Diabetes refers to a group of chronic diseases that involve problems in the regulation of blood sugar. The two most common types of diabetes are, type 1 and type 2. Both forms result from the body's inability to either produce or respond adequately to insulin. (A third type, gestational diabetes, occurs only during pregnancy and may lead to type 2 diabetes.)

Insulin is the hormone that controls the movement of glucose from the blood into cells. Insulin is produced by the pancreas. Glucose--also called blood sugar--constantly moves through the bloodstream in order to supply the body with the energy needed for muscle contractions and metabolism.

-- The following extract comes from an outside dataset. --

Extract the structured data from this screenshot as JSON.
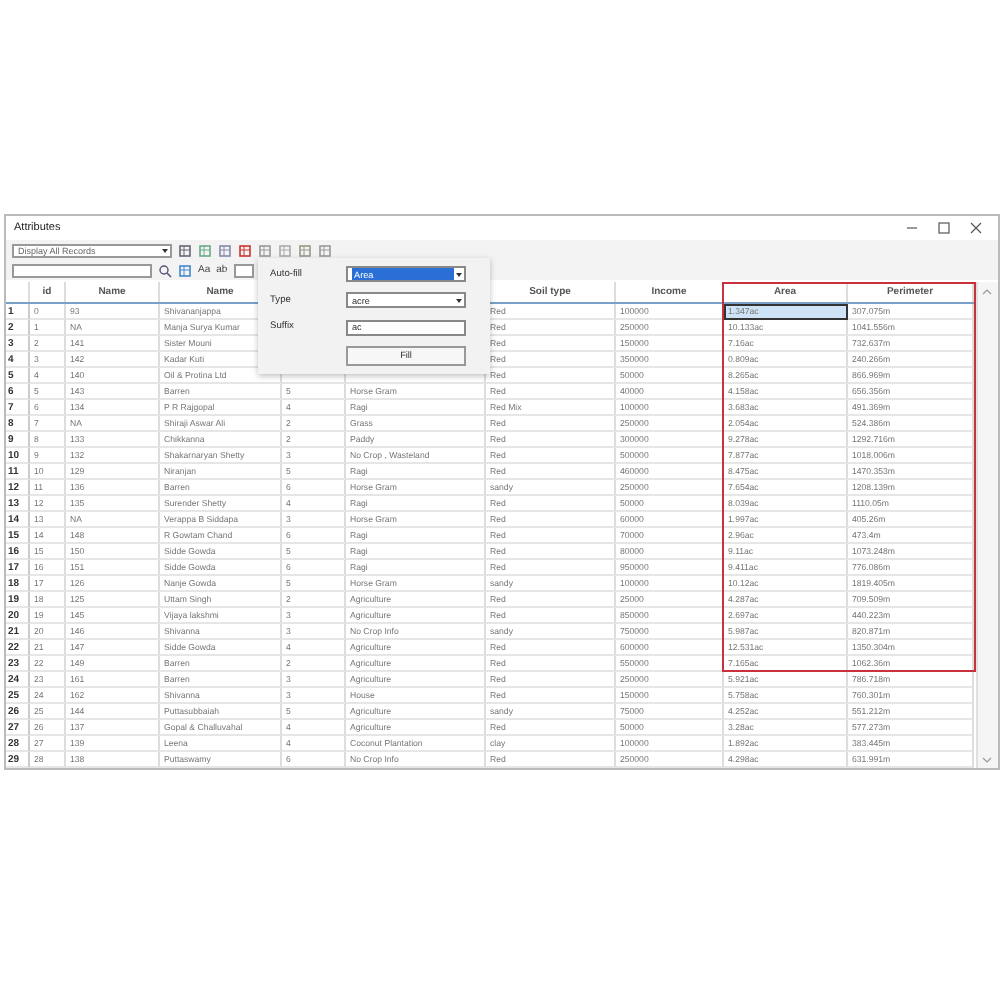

The job of insulin is to make sure the glucose actually moves into the body's cells. Without insulin, the glucose builds up in the bloodstream. Over time, elevated glucose levels can damage the linings of blood vessels, leading to damage to the eyes, kidneys, and other sensitive tissues. This vascular damage can cause blindness (diabetic retinopathy), impotence, kidney failure (diabetic nephropathy and end-stage renal disease), increased risk for heart attack, and the deterioration of nerves or blood vessels. It also can cause insufficient blood flow to the arms and legs, resulting in amputation. Diabetes is the leading cause of new blindness in adults. It is also the most common condition leading to dialysis and kidney transplants, and the most common reason for below-the-knee amputations.

The process that causes type 1 diabetes, the less common form, directly affects the pancreas by destroying the organ's beta islet cells, the only cells in the body that produce insulin. Although type 1 diabetes can occur at any age, it is usually diagnosed in children and young adults. Genetic, autoimmune, and environmental factors are considered risk factors for type 1 diabetes. Currently, there is no known way to prevent type 1 diabetes.

Type 2 diabetes affects nine out of 10 people with diabetes. In the process that causes type 2 diabetes, the pancreas either does not produce enough insulin, or the body becomes less and less efficient at getting insulin to move glucose into the cells (insulin resistance). You can inherit the potential for type 2 diabetes, but whether you actually develop it may depend on a number of environmental factors, such as poor eating habits and lack of exercise. Other risk factors include older age and history of gestational diabetes. Race and ethnicity can also influence the occurrence of type 2 diabetes. African-Americans, Hispanic Americans, American Indians, and Native Hawaiians are at a particularly high risk of developing type 2 diabetes and its complications.